Exercise requirements: Without the images, set down each entry exactly.

Given records Start Marker

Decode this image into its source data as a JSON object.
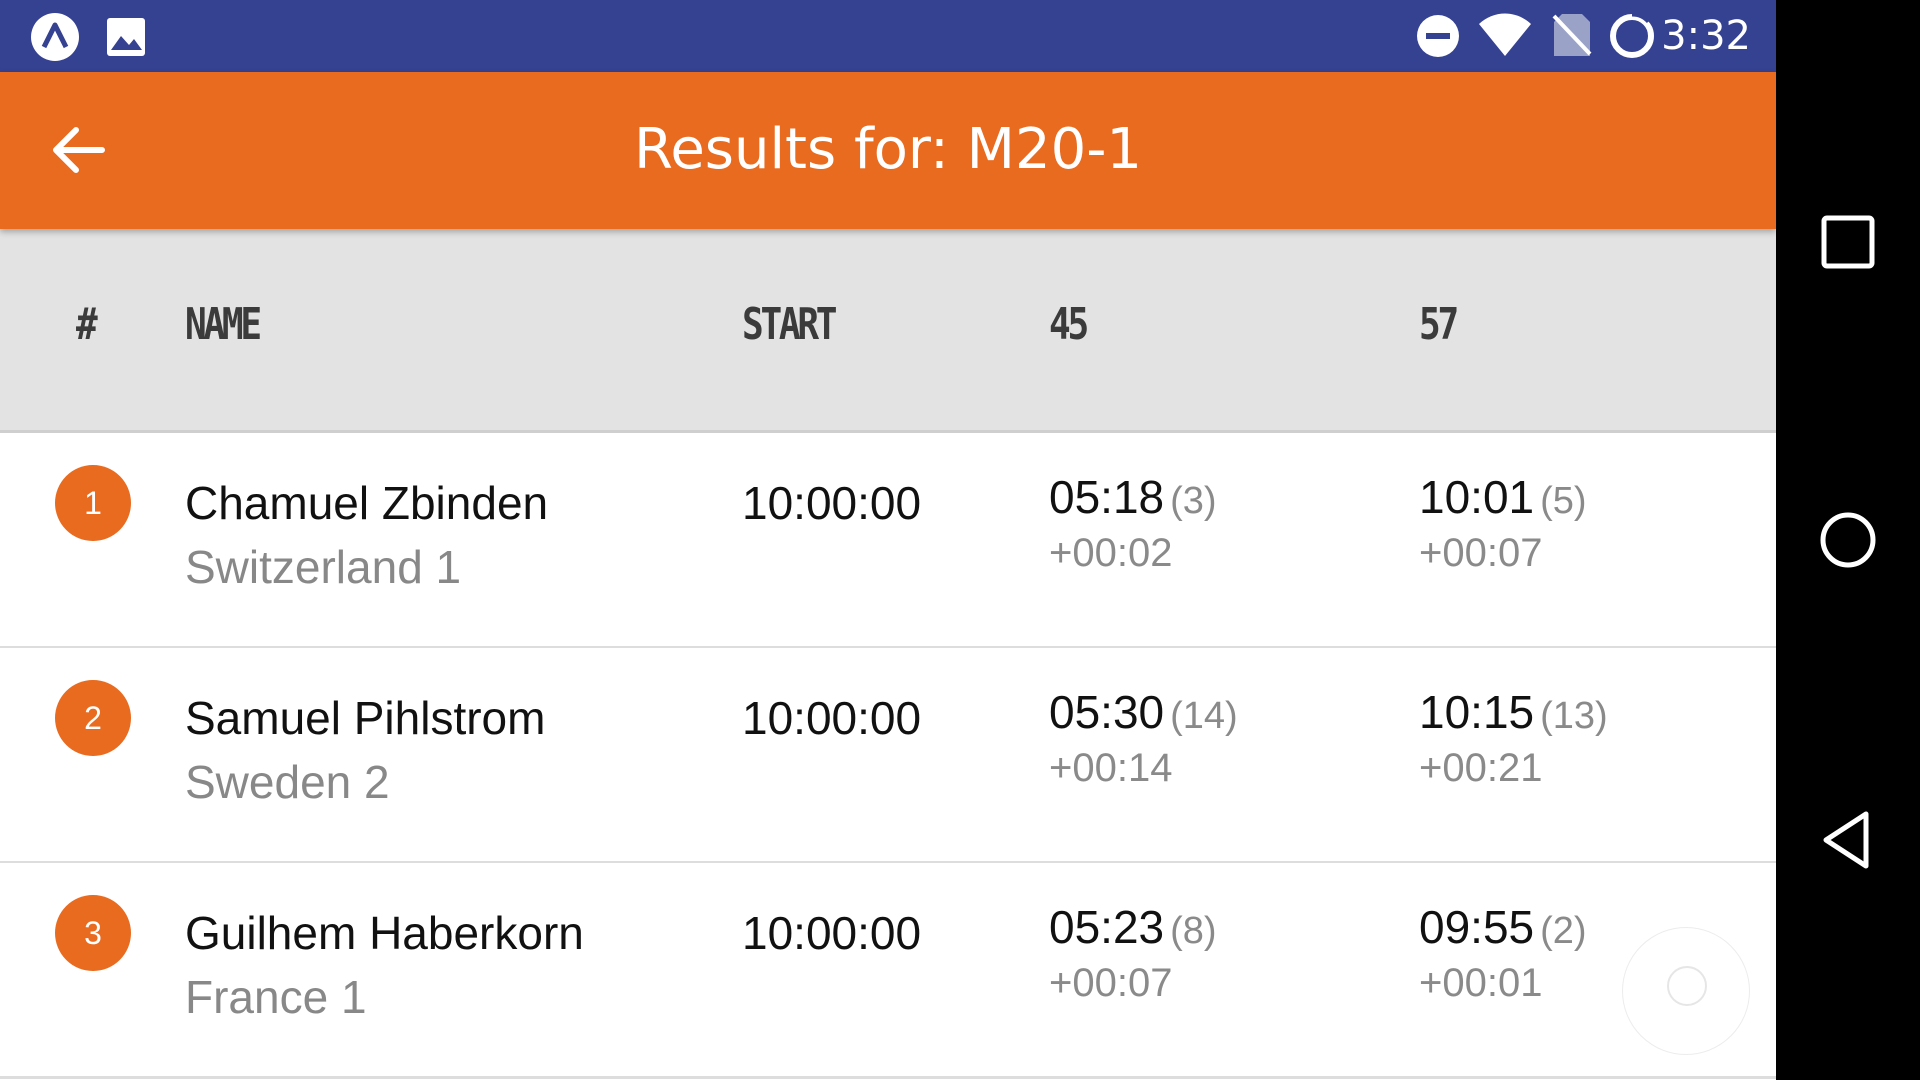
{
  "status_bar": {
    "time": "3:32",
    "left_icons": [
      "app-notification-icon",
      "image-notification-icon"
    ],
    "right_icons": [
      "do-not-disturb-icon",
      "wifi-icon",
      "no-sim-icon",
      "battery-icon"
    ]
  },
  "app_bar": {
    "title": "Results for: M20-1",
    "back_icon": "arrow-back-icon",
    "color": "#e86b20"
  },
  "table": {
    "headers": {
      "rank": "#",
      "name": "NAME",
      "start": "START",
      "split1": "45",
      "split2": "57"
    },
    "rows": [
      {
        "rank": "1",
        "name": "Chamuel Zbinden",
        "team": "Switzerland 1",
        "start": "10:00:00",
        "s1_time": "05:18",
        "s1_pos": "(3)",
        "s1_diff": "+00:02",
        "s2_time": "10:01",
        "s2_pos": "(5)",
        "s2_diff": "+00:07"
      },
      {
        "rank": "2",
        "name": "Samuel Pihlstrom",
        "team": "Sweden 2",
        "start": "10:00:00",
        "s1_time": "05:30",
        "s1_pos": "(14)",
        "s1_diff": "+00:14",
        "s2_time": "10:15",
        "s2_pos": "(13)",
        "s2_diff": "+00:21"
      },
      {
        "rank": "3",
        "name": "Guilhem Haberkorn",
        "team": "France 1",
        "start": "10:00:00",
        "s1_time": "05:23",
        "s1_pos": "(8)",
        "s1_diff": "+00:07",
        "s2_time": "09:55",
        "s2_pos": "(2)",
        "s2_diff": "+00:01"
      }
    ]
  },
  "nav_bar": {
    "buttons": [
      "recents-square-icon",
      "home-circle-icon",
      "back-triangle-icon"
    ]
  },
  "colors": {
    "status_bar": "#354191",
    "accent": "#e86b20",
    "header_bg": "#e3e3e3"
  }
}
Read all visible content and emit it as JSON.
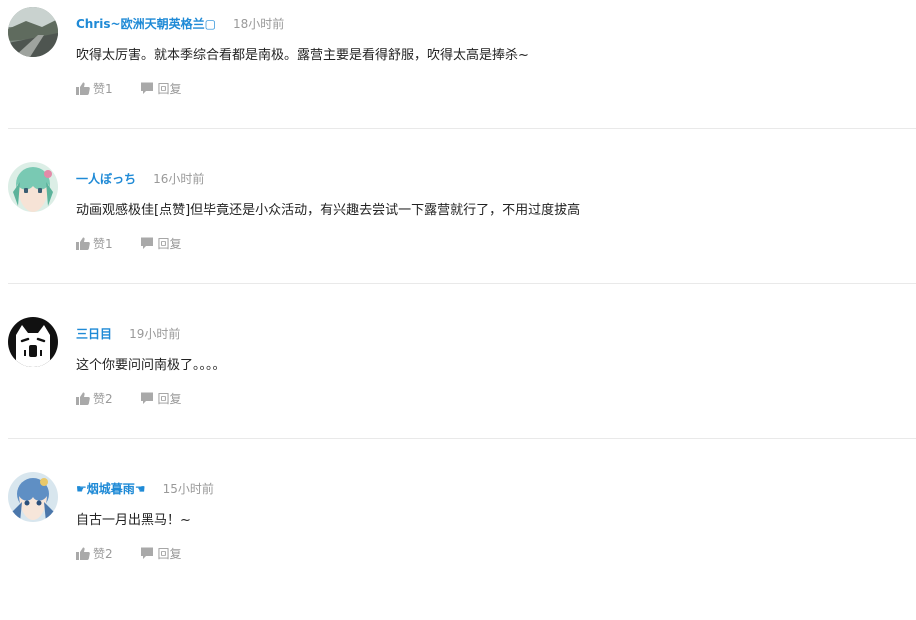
{
  "colors": {
    "username": "#1f8ad6",
    "time": "#999999",
    "action": "#9a9a9a",
    "divider": "#e9e9e9"
  },
  "comments": [
    {
      "username": "Chris~欧洲天朝英格兰▢",
      "time": "18小时前",
      "content": "吹得太厉害。就本季综合看都是南极。露营主要是看得舒服，吹得太高是捧杀~",
      "like_label": "赞1",
      "reply_label": "回复",
      "avatar_icon": "landscape-road-avatar"
    },
    {
      "username": "一人ぼっち",
      "time": "16小时前",
      "content": "动画观感极佳[点赞]但毕竟还是小众活动，有兴趣去尝试一下露营就行了，不用过度拔高",
      "like_label": "赞1",
      "reply_label": "回复",
      "avatar_icon": "anime-girl-avatar"
    },
    {
      "username": "三日目",
      "time": "19小时前",
      "content": "这个你要问问南极了。。。。",
      "like_label": "赞2",
      "reply_label": "回复",
      "avatar_icon": "cartoon-cat-avatar"
    },
    {
      "username": "☛烟城暮雨☚",
      "time": "15小时前",
      "content": "自古一月出黑马！~",
      "like_label": "赞2",
      "reply_label": "回复",
      "avatar_icon": "anime-blue-hair-avatar"
    }
  ]
}
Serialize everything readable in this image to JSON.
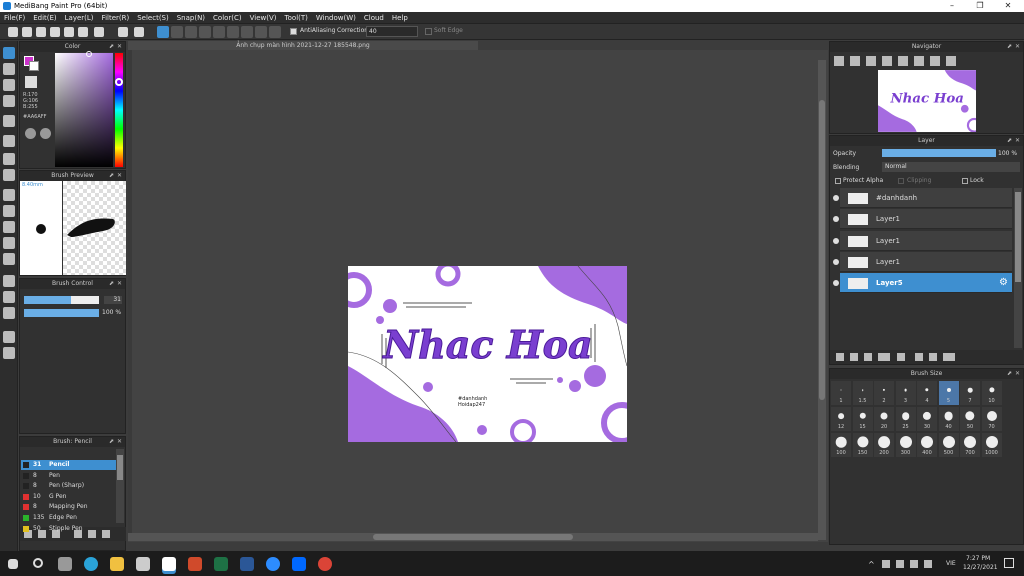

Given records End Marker

Your solution:
Decode this image into its source data as a JSON object.
{
  "status_bar": {
    "time": "3:32",
    "left_icons": [
      "app-notification-icon",
      "image-notification-icon"
    ],
    "right_icons": [
      "do-not-disturb-icon",
      "wifi-icon",
      "no-sim-icon",
      "battery-icon"
    ]
  },
  "app_bar": {
    "title": "Results for: M20-1",
    "back_icon": "arrow-back-icon",
    "color": "#e86b20"
  },
  "table": {
    "headers": {
      "rank": "#",
      "name": "NAME",
      "start": "START",
      "split1": "45",
      "split2": "57"
    },
    "rows": [
      {
        "rank": "1",
        "name": "Chamuel Zbinden",
        "team": "Switzerland 1",
        "start": "10:00:00",
        "s1_time": "05:18",
        "s1_pos": "(3)",
        "s1_diff": "+00:02",
        "s2_time": "10:01",
        "s2_pos": "(5)",
        "s2_diff": "+00:07"
      },
      {
        "rank": "2",
        "name": "Samuel Pihlstrom",
        "team": "Sweden 2",
        "start": "10:00:00",
        "s1_time": "05:30",
        "s1_pos": "(14)",
        "s1_diff": "+00:14",
        "s2_time": "10:15",
        "s2_pos": "(13)",
        "s2_diff": "+00:21"
      },
      {
        "rank": "3",
        "name": "Guilhem Haberkorn",
        "team": "France 1",
        "start": "10:00:00",
        "s1_time": "05:23",
        "s1_pos": "(8)",
        "s1_diff": "+00:07",
        "s2_time": "09:55",
        "s2_pos": "(2)",
        "s2_diff": "+00:01"
      }
    ]
  },
  "nav_bar": {
    "buttons": [
      "recents-square-icon",
      "home-circle-icon",
      "back-triangle-icon"
    ]
  },
  "colors": {
    "status_bar": "#354191",
    "accent": "#e86b20",
    "header_bg": "#e3e3e3"
  }
}
Read all visible content and emit it as JSON.
{
  "colors": {
    "username": "#1f8ad6",
    "time": "#999999",
    "action": "#9a9a9a",
    "divider": "#e9e9e9"
  },
  "comments": [
    {
      "username": "Chris~欧洲天朝英格兰▢",
      "time": "18小时前",
      "content": "吹得太厉害。就本季综合看都是南极。露营主要是看得舒服，吹得太高是捧杀~",
      "like_label": "赞1",
      "reply_label": "回复",
      "avatar_icon": "landscape-road-avatar"
    },
    {
      "username": "一人ぼっち",
      "time": "16小时前",
      "content": "动画观感极佳[点赞]但毕竟还是小众活动，有兴趣去尝试一下露营就行了，不用过度拔高",
      "like_label": "赞1",
      "reply_label": "回复",
      "avatar_icon": "anime-girl-avatar"
    },
    {
      "username": "三日目",
      "time": "19小时前",
      "content": "这个你要问问南极了。。。。",
      "like_label": "赞2",
      "reply_label": "回复",
      "avatar_icon": "cartoon-cat-avatar"
    },
    {
      "username": "☛烟城暮雨☚",
      "time": "15小时前",
      "content": "自古一月出黑马！~",
      "like_label": "赞2",
      "reply_label": "回复",
      "avatar_icon": "anime-blue-hair-avatar"
    }
  ]
}
Serialize everything readable in this image to JSON.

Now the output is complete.